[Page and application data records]
== Segment start ==
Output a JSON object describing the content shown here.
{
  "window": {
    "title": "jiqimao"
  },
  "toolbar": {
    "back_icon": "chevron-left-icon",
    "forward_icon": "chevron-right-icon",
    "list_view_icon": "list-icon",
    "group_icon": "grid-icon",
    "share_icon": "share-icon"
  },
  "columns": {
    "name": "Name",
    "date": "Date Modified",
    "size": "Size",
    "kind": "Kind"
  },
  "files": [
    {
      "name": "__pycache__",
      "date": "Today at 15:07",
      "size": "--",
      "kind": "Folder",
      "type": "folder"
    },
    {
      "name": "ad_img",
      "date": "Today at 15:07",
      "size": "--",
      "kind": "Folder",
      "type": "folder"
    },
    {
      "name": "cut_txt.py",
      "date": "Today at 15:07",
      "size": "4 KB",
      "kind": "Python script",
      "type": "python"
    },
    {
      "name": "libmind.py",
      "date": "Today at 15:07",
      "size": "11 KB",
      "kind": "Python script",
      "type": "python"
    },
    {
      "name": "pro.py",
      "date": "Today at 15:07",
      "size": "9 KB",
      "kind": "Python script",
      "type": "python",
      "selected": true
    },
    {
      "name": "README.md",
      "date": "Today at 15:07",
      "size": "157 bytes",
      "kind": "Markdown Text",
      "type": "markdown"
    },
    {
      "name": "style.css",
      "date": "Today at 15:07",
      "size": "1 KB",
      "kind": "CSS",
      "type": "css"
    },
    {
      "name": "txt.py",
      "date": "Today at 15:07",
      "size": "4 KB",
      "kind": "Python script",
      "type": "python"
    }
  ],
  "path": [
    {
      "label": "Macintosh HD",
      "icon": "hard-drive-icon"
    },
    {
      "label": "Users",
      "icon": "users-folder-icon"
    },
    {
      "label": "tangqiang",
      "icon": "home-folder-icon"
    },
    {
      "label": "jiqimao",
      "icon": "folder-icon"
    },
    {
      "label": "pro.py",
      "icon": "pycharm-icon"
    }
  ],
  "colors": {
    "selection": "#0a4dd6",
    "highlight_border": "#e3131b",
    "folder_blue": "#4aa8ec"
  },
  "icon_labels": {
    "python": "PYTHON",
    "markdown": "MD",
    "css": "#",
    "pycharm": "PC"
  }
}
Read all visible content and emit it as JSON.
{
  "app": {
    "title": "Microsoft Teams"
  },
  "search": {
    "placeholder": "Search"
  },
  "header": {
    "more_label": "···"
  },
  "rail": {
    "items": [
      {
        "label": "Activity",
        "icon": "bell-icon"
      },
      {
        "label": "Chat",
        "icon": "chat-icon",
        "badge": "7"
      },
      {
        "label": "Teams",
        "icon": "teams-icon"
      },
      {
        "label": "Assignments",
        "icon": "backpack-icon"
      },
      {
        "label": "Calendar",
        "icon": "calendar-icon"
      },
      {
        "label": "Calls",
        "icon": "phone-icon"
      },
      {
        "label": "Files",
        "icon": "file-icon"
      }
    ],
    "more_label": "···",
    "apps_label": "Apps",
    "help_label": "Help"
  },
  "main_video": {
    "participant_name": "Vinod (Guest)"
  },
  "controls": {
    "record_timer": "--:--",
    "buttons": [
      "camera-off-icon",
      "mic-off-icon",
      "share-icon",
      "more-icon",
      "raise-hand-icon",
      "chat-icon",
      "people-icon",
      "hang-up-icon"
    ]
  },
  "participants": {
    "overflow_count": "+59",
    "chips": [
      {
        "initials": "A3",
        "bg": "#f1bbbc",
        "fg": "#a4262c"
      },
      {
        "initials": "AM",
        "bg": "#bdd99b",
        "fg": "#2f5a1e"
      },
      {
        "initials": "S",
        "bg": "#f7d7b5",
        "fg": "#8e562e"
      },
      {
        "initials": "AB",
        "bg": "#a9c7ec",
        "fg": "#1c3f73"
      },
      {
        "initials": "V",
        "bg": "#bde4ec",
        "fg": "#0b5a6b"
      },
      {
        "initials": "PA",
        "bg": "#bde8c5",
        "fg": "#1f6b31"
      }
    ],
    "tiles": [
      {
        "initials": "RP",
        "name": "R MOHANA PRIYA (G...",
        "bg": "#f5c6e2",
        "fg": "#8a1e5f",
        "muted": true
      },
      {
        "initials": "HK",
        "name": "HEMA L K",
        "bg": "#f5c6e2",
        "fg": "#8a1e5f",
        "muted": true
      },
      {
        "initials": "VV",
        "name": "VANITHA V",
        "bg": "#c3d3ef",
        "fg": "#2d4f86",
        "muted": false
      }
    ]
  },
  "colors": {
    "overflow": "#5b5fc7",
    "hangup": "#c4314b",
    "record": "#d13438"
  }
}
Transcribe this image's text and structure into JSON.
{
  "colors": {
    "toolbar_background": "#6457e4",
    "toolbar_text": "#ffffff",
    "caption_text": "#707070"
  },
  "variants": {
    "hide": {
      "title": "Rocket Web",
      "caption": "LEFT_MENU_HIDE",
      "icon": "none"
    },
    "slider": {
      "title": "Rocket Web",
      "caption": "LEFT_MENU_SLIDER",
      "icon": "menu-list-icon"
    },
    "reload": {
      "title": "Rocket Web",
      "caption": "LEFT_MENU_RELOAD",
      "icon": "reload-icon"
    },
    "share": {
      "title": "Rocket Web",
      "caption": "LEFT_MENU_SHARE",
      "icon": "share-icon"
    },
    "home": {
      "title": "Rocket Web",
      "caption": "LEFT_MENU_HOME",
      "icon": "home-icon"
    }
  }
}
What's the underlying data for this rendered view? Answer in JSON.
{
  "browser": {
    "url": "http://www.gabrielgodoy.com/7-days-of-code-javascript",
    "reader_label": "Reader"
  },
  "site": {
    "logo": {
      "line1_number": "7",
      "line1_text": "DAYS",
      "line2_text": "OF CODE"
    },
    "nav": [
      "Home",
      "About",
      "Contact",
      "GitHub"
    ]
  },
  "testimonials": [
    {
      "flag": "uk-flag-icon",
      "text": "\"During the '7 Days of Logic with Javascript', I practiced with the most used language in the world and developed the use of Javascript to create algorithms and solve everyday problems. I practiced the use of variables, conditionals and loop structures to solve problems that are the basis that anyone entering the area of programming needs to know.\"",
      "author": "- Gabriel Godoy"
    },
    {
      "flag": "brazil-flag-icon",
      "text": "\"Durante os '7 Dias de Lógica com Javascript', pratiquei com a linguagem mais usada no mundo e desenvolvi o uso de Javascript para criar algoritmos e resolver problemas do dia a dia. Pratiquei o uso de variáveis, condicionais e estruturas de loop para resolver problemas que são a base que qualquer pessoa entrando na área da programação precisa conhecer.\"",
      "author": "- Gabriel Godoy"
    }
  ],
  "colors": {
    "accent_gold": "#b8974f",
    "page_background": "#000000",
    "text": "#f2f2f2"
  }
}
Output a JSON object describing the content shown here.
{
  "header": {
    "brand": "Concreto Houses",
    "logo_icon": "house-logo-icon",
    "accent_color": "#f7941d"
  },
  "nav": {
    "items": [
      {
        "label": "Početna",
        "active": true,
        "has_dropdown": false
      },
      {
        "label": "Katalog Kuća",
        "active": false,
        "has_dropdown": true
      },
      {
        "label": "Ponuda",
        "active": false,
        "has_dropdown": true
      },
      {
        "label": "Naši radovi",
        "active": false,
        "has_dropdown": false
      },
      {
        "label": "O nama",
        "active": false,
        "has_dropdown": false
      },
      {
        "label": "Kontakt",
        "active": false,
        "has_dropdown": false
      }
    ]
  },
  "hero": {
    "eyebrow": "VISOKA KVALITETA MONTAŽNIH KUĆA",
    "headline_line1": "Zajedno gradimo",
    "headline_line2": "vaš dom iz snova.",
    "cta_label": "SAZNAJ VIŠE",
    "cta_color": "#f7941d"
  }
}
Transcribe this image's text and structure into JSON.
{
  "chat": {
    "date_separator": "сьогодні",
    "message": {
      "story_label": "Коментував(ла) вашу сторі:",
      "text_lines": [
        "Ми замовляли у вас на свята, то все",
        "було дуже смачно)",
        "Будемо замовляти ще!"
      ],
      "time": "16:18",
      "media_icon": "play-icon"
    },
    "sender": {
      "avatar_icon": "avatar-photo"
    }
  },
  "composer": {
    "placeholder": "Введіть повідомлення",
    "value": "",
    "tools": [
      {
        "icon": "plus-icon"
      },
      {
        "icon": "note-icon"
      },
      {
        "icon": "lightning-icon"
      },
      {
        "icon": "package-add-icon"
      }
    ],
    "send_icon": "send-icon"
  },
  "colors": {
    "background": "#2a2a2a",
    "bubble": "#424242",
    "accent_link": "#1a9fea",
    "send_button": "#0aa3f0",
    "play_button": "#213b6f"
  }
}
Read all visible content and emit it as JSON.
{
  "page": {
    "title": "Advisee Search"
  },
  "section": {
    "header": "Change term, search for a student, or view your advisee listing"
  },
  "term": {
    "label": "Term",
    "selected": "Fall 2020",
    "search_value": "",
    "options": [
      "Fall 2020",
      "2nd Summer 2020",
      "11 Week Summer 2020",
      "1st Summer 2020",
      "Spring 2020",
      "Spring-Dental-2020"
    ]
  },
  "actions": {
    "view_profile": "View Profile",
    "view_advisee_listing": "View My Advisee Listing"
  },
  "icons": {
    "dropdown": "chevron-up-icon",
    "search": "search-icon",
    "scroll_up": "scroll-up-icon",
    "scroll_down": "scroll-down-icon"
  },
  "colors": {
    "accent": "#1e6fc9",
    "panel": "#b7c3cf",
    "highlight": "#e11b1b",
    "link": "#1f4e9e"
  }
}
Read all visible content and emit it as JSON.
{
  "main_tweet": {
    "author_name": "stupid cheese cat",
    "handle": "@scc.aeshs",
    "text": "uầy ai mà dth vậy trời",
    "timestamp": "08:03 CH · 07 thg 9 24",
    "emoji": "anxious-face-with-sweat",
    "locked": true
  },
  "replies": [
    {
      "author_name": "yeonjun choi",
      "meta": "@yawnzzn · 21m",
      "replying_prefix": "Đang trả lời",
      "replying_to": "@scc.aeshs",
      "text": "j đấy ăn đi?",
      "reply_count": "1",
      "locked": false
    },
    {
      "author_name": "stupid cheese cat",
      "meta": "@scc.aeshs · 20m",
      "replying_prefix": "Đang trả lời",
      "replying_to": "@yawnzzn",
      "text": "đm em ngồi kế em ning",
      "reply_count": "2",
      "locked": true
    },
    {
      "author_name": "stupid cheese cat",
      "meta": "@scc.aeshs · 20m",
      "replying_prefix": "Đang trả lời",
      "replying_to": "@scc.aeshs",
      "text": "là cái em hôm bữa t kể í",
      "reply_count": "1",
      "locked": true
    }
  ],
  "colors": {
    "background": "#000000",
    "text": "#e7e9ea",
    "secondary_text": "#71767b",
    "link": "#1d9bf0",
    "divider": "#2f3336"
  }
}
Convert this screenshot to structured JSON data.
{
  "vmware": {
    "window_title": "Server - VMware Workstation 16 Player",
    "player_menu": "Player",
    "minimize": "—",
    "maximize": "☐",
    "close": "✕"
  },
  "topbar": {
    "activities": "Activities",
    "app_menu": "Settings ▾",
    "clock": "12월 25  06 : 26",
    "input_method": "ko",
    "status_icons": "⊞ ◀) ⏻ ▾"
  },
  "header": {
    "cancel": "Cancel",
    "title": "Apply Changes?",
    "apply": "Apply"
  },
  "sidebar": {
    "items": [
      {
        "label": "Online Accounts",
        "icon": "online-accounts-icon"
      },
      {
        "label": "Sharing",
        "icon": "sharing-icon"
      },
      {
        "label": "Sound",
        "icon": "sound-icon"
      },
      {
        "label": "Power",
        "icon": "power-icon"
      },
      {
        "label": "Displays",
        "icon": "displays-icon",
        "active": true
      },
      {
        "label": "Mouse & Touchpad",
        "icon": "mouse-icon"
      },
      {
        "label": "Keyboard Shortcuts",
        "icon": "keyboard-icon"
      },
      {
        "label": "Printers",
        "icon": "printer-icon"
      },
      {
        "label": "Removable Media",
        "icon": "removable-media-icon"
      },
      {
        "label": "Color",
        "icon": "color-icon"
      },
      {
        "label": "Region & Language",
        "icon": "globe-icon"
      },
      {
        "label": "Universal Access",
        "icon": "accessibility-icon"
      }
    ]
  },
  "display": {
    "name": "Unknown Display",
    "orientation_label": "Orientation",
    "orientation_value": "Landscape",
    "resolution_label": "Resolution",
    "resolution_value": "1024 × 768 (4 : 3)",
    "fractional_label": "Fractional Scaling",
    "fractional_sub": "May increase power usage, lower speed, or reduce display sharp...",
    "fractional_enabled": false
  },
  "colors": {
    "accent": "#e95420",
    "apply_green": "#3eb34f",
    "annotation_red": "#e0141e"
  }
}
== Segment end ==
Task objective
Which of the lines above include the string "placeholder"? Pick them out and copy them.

Exercise response
    "placeholder": "Search"
    "placeholder": "Введіть повідомлення",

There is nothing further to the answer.